Training the Vince Gironda Way
Vince Gironda–the name reverberates. Though he’s been dead for a couple of years now, Vince Gironda’s training ideas still live on–or should. Perhaps no trainer in the history of bodybuilding has been more controversial, loved, hated, disputed, ignored, embraced or misunderstood than the legendary champion of the lean, symmetrical, Apollo-type physique was. It’s unfortunate, but says more about the world of bodybuilding than about Vince, that he became known to some only for his opposition to squats, his advocacy of the meat and eggs zero carb diet (a.k.a. “meat and water”), his tirades against running and aerobics, and numerous other bodybuilding rants that a lot of people found fault with. Some simply felt that his ideas on training and nutrition were okay for Hollywood stars, but not applicable for hardcore bodybuilders, and dismissed him. What’s been overlooked is the great value of his approach, his teachings, and the great contributions the man himself made to bodybuilding.

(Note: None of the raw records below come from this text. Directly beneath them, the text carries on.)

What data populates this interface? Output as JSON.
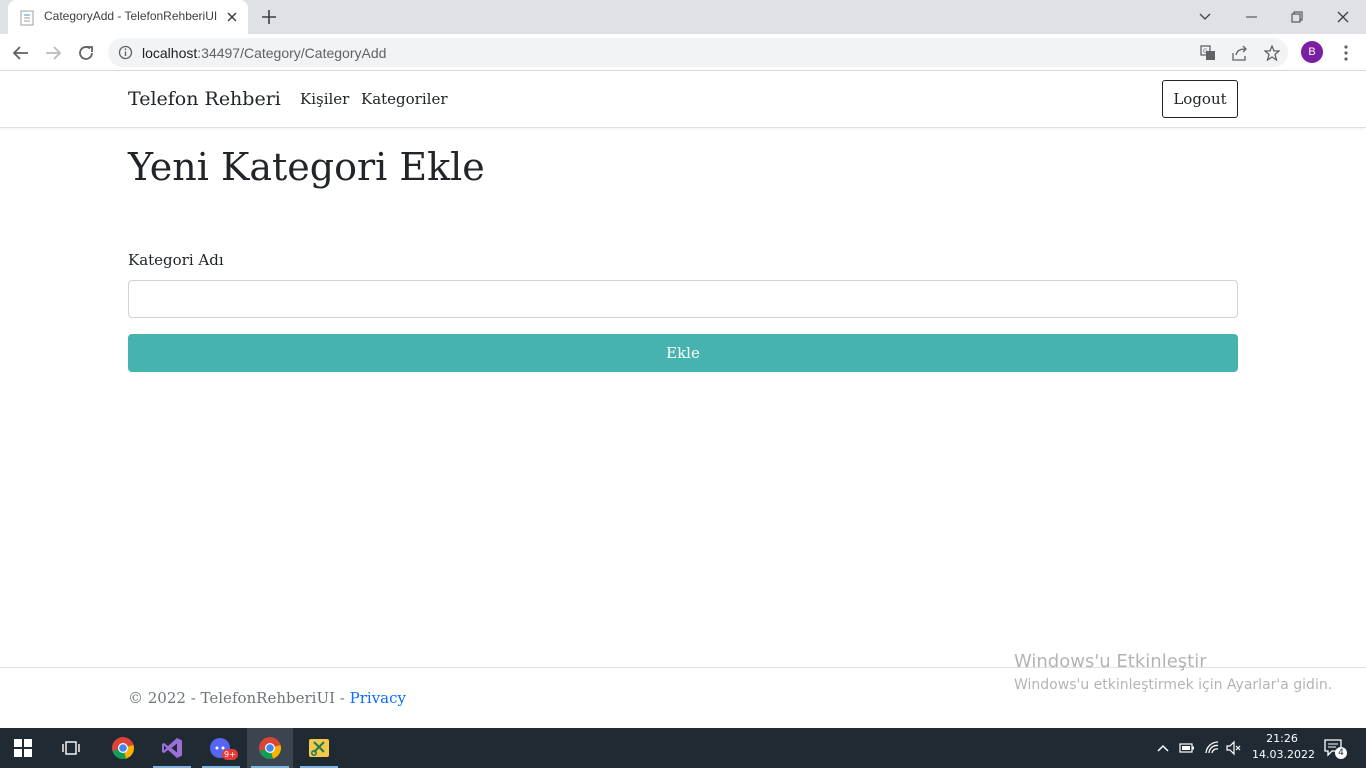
{
  "browser": {
    "tab_title": "CategoryAdd - TelefonRehberiUI",
    "url_host": "localhost",
    "url_path": ":34497/Category/CategoryAdd",
    "profile_initial": "B",
    "profile_color": "#7b1fa2"
  },
  "navbar": {
    "brand": "Telefon Rehberi",
    "links": [
      "Kişiler",
      "Kategoriler"
    ],
    "logout_label": "Logout"
  },
  "main": {
    "title": "Yeni Kategori Ekle",
    "field_label": "Kategori Adı",
    "field_value": "",
    "submit_label": "Ekle",
    "submit_color": "#46b3af"
  },
  "footer": {
    "text": "© 2022 - TelefonRehberiUI - ",
    "link": "Privacy"
  },
  "watermark": {
    "title": "Windows'u Etkinleştir",
    "subtitle": "Windows'u etkinleştirmek için Ayarlar'a gidin."
  },
  "taskbar": {
    "time": "21:26",
    "date": "14.03.2022",
    "notification_count": "4",
    "discord_badge": "9+"
  }
}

What Vince Gironda really seemed to be about was training intelligently and utilizing nutrition intelligently, to create or re-create your body. It’s true the style of physique he favored–lean, proportionate, defined, with aesthetic shape, has fallen almost completely out of fashion in bodybuilding, yet men such as Steve Reeves, Frank Zane, Chris Dickerson, Bob Paris and Serge Nubret and others–none of whom were explicit followers of Vince, exemplified this type of physique, and won more than a few honors with it. Larry Scott and Mohammed Makkawy, who trained directly under Gironda’s supervision, did very well, as did numerous others, most of whom aren’t famous, but who nevertheless achieved great results using Vince Gironda’s methods. Drug free trainers can profit greatly from many of his ideas, and even more so from understanding and incorporating his approach. His ways and his approach as well as the integrity with which he passionately lived his bodybuilding convictions are his true legacy. Though he is gone, the wisdom of his ways is still available to us all.
Approximately 5 typed pages, 2300 words